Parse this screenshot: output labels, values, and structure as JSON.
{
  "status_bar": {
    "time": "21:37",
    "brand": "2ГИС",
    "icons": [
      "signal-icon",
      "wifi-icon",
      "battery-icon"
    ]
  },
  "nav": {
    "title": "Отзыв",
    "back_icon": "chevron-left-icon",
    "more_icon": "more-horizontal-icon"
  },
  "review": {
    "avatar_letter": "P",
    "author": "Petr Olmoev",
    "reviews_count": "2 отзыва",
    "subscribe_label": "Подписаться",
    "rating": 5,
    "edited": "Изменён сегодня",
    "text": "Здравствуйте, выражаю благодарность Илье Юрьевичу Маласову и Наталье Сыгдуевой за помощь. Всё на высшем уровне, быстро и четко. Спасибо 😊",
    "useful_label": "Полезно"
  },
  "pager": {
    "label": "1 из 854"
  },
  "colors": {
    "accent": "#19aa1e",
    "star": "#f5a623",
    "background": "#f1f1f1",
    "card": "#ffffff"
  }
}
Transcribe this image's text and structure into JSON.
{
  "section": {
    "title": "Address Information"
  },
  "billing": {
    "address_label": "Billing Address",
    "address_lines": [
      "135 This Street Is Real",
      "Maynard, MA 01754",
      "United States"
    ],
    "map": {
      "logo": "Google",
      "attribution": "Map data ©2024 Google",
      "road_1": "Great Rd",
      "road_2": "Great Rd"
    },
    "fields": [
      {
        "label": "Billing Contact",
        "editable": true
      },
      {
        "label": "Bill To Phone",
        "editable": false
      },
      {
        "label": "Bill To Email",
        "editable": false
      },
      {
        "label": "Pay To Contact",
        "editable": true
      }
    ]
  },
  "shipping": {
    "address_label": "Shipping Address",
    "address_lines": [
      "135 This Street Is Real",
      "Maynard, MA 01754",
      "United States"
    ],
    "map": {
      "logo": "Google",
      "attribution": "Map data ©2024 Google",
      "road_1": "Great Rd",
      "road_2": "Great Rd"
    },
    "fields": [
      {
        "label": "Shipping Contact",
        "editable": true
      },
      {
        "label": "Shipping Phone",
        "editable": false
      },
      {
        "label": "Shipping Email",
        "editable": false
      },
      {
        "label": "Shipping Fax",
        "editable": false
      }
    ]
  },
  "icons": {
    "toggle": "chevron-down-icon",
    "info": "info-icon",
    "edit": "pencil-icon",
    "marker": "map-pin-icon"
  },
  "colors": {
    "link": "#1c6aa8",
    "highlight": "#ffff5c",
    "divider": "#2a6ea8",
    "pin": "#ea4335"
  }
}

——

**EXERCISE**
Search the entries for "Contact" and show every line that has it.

**TASK RESPONSE**
        "label": "Billing Contact",
        "label": "Pay To Contact",
        "label": "Shipping Contact",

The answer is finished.